Embraer is confident it will finally secure US Federal Aviation Administration certification for its Phenom 100 very light jet before the end of November and is equally confident it will certificate the Lineage 1000 ultra-large business jet by year-end.

The Brazilian manufacturer's chief executive Fred Curado says all that now remains to be completed in the Phenom 100 certification programme are "reports on some components" and "we expect certification to happen before the end of this month - in a couple of weeks or so".

Curado acknowledges that Embraer's failure to complete certification in the third quarter as originally scheduled has dented the manufacturer's quarterly earnings because contributions were not made by Phenom 100 risk-sharing partners - these would have been used to offset research and development costs. But Curado says Embraer is still expected to attain its profit targets for the full year because these contributions will now be made in the fourth quarter, pending certification.

Since flying the aircraft for the first time last year, and as late as early September, Embraer has insisted it would meet its target of certificating the Phenom 100 before the end of the third quarter. Curado now says "we really feel comfortable" certification will take place in November. "This is what the programme director assures me every day - before the end of the month," he says.

Embraer for now has not altered its original plan for delivering 10 Phenom 100s before the end of the year and another 120-150 aircraft next year, but Curado acknowledges it is now reviewing whether this is still feasible. "We're in the process of doing an exercise to see whether with this two- to three-month delay in certification we can accomplish that," he says.
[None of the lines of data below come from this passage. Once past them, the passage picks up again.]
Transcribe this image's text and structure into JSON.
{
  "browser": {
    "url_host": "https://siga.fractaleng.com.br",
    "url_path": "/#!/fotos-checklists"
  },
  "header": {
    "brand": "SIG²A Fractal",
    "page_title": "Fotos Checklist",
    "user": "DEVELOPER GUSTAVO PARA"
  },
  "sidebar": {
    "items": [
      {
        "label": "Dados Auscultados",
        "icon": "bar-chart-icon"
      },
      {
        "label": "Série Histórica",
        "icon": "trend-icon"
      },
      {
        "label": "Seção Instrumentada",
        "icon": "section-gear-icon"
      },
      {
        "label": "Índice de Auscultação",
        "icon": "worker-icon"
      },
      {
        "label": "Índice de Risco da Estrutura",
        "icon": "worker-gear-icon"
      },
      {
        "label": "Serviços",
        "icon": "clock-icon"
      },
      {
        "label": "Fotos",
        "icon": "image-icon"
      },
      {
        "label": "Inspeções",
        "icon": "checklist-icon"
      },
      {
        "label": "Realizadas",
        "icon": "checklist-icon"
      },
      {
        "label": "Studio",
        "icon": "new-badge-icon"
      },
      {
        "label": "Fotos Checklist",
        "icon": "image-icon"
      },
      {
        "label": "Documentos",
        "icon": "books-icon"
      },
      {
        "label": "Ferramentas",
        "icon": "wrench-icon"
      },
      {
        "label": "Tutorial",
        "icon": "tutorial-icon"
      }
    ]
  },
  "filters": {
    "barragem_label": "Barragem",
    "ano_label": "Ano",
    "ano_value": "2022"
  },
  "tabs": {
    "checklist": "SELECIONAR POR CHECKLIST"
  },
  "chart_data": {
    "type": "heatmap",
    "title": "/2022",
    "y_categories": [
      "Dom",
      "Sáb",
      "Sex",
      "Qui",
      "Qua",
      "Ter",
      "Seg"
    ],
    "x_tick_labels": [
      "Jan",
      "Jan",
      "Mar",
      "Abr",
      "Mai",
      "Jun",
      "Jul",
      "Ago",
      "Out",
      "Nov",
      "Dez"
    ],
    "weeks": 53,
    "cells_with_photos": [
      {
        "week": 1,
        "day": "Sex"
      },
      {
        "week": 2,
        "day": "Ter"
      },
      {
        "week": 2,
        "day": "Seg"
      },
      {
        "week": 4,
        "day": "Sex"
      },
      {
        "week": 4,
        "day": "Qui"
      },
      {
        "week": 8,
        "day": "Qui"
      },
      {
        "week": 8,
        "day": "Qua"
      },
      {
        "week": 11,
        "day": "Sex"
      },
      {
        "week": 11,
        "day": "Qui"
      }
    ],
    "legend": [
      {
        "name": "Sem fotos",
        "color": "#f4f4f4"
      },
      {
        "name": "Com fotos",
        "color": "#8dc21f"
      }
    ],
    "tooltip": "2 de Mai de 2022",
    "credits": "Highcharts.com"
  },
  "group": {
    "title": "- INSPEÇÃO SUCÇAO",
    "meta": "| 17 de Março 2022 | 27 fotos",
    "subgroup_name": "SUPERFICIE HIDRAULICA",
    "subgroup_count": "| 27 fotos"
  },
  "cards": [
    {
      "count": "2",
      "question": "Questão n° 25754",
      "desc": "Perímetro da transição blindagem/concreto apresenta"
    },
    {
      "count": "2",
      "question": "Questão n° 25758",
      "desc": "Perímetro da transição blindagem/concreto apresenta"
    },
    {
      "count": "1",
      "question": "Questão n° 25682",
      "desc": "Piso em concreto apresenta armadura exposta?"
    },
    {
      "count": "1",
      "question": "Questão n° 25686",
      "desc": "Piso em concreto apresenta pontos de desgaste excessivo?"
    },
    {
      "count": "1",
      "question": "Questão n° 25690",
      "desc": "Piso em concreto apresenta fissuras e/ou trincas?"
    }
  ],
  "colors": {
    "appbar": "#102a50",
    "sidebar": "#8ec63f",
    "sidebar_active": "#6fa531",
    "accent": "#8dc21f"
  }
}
Despite the slip in certificating the Phenom 100, Curado says certification for the Phenom 300 light jet is on schedule for "about a year from now or hopefully a little less than a year from now". Two prototype aircraft are flying and the light jet made its public debut last month. "For the final sprint of the Phenom 100 there's a natural concentration of attention of resources to final certification, which will be released to dedicate to the Phenom 300 as soon as we accomplish our type certification," Curado says.

He adds that certification of the Lineage 1000, which was also originally scheduled for mid-2008, should be completed next month. "We're finalising the final installation of the fuel system, so as far as hardware goes we have maybe a two or three week effort still. Then it's down to paperwork," he says. "We're very confident we'll have this in December."
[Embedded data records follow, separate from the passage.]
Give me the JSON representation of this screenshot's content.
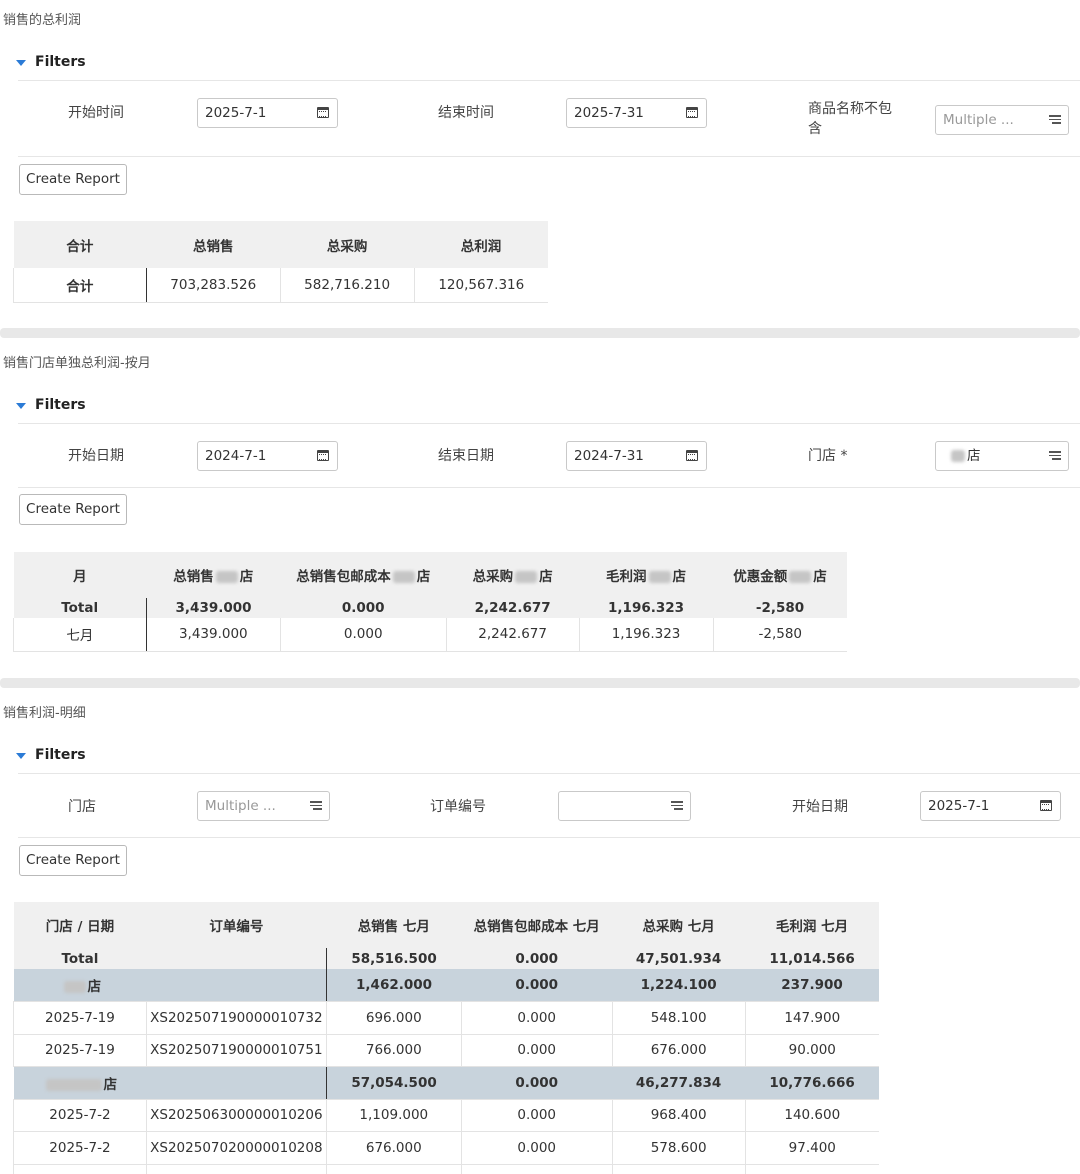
{
  "section1": {
    "title": "销售的总利润",
    "filters_label": "Filters",
    "start_label": "开始时间",
    "start_value": "2025-7-1",
    "end_label": "结束时间",
    "end_value": "2025-7-31",
    "exclude_label": "商品名称不包含",
    "exclude_placeholder": "Multiple ...",
    "create_button": "Create Report",
    "table": {
      "headers": [
        "合计",
        "总销售",
        "总采购",
        "总利润"
      ],
      "row": [
        "合计",
        "703,283.526",
        "582,716.210",
        "120,567.316"
      ]
    }
  },
  "section2": {
    "title": "销售门店单独总利润-按月",
    "filters_label": "Filters",
    "start_label": "开始日期",
    "start_value": "2024-7-1",
    "end_label": "结束日期",
    "end_value": "2024-7-31",
    "store_label": "门店 *",
    "store_value": "店",
    "create_button": "Create Report",
    "table": {
      "headers": [
        "月",
        "总销售",
        "总销售包邮成本",
        "总采购",
        "毛利润",
        "优惠金额"
      ],
      "header_suffix": "店",
      "total": [
        "Total",
        "3,439.000",
        "0.000",
        "2,242.677",
        "1,196.323",
        "-2,580"
      ],
      "row": [
        "七月",
        "3,439.000",
        "0.000",
        "2,242.677",
        "1,196.323",
        "-2,580"
      ]
    }
  },
  "section3": {
    "title": "销售利润-明细",
    "filters_label": "Filters",
    "store_label": "门店",
    "store_placeholder": "Multiple ...",
    "order_label": "订单编号",
    "order_value": "",
    "start_label": "开始日期",
    "start_value": "2025-7-1",
    "create_button": "Create Report",
    "table": {
      "headers": [
        "门店 / 日期",
        "订单编号",
        "总销售 七月",
        "总销售包邮成本 七月",
        "总采购 七月",
        "毛利润 七月"
      ],
      "total": [
        "Total",
        "",
        "58,516.500",
        "0.000",
        "47,501.934",
        "11,014.566"
      ],
      "groups": [
        {
          "name": "店",
          "values": [
            "1,462.000",
            "0.000",
            "1,224.100",
            "237.900"
          ],
          "rows": [
            [
              "2025-7-19",
              "XS202507190000010732",
              "696.000",
              "0.000",
              "548.100",
              "147.900"
            ],
            [
              "2025-7-19",
              "XS202507190000010751",
              "766.000",
              "0.000",
              "676.000",
              "90.000"
            ]
          ]
        },
        {
          "name": "店",
          "values": [
            "57,054.500",
            "0.000",
            "46,277.834",
            "10,776.666"
          ],
          "rows": [
            [
              "2025-7-2",
              "XS202506300000010206",
              "1,109.000",
              "0.000",
              "968.400",
              "140.600"
            ],
            [
              "2025-7-2",
              "XS202507020000010208",
              "676.000",
              "0.000",
              "578.600",
              "97.400"
            ]
          ]
        }
      ]
    }
  }
}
Phenom 100

The aircraft being used for certification returned from the completion centre about a month ago and will also be delivered as the first production aircraft following certification. The Lineage 1000 is a derivative of the Embraer 190.
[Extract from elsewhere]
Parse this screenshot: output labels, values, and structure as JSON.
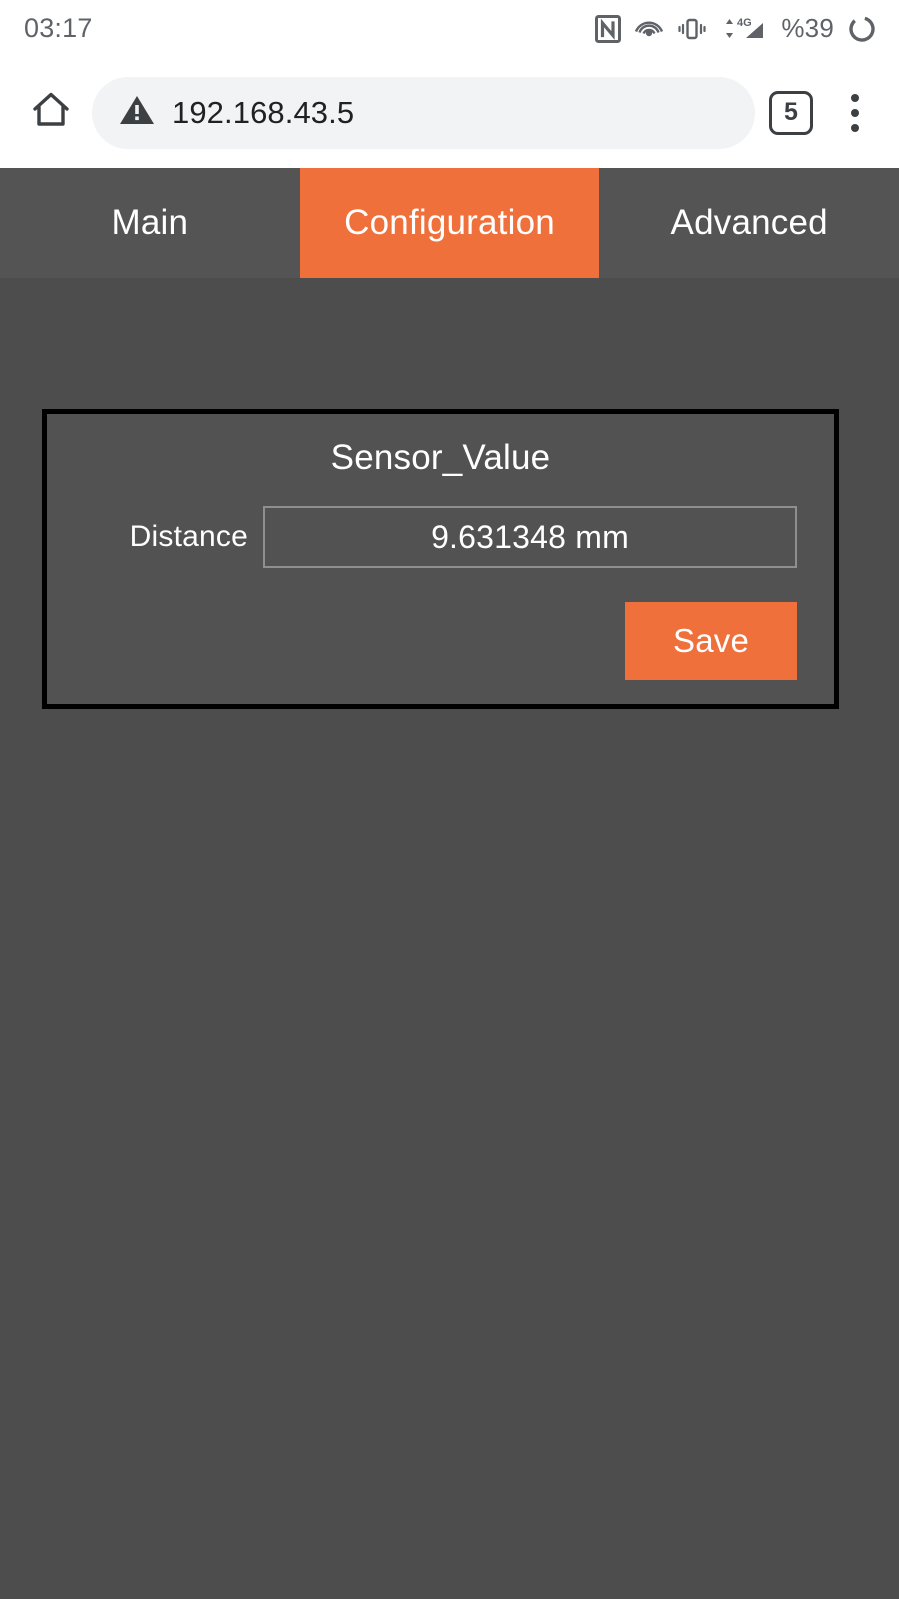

Meanwhile, Curado echoes comments made last month by executives at rival Cessna and Gulfstream that the intake of new business jet orders is starting to slow, but the record backlogs should be sufficient to ride out any downturn.

"The general outlook for next year is not that positive," Curado acknowledges. "The last few weeks we've seen an important reduction in activity. I think this is now a time for us to hold on to a solid backlog as I think we'll have a dry season for some time. When I say 'we' I mean not just Embraer, but the whole industry."

But Curado is quick to add that Embraer is sitting on a $7 billion backlog and, given the orders already secured for this year, it is assured sales will surpass deliveries in 2008. The current backlog includes 850 Phenoms and over 20 Lineages.

"We have a backlog stretching out now through 2012 and in some cases 2013. We don't see a huge risk," he says, adding that people are already asking about the chances of advancing deliveries through defaults. "So we feel confident about our backlog."

Embraer, Curado adds, is in particularly good shape because it is only now starting to ramp up production of the Phenom and Lineage lines. "We should certify the Phenom in a couple of weeks and the Lineage in December, so 2009 will be year where we will just be starting to deliver our first airplanes. We have a very strong backlog in those families - and the Legacy is pretty much sold out for next year as well."

But the honeymoon period for business jets is clearly over and Embraer plans to soon release a new forecast which will reflect the new reduced level of demand. "There are several signals out there showing there will be a reduction in demand," Curado says. "This year and 2009 will probably still be a good year in terms of deliveries because everybody has a strong backlog, even with potential cancellations. I think in 2010 you'll probably see a drop in deliveries. Back to the Embraer case, we're sitting on a backlog that stretches out significantly into the future. We tend to believe we have reasonable protection for the short and medium term."

Source: Flight International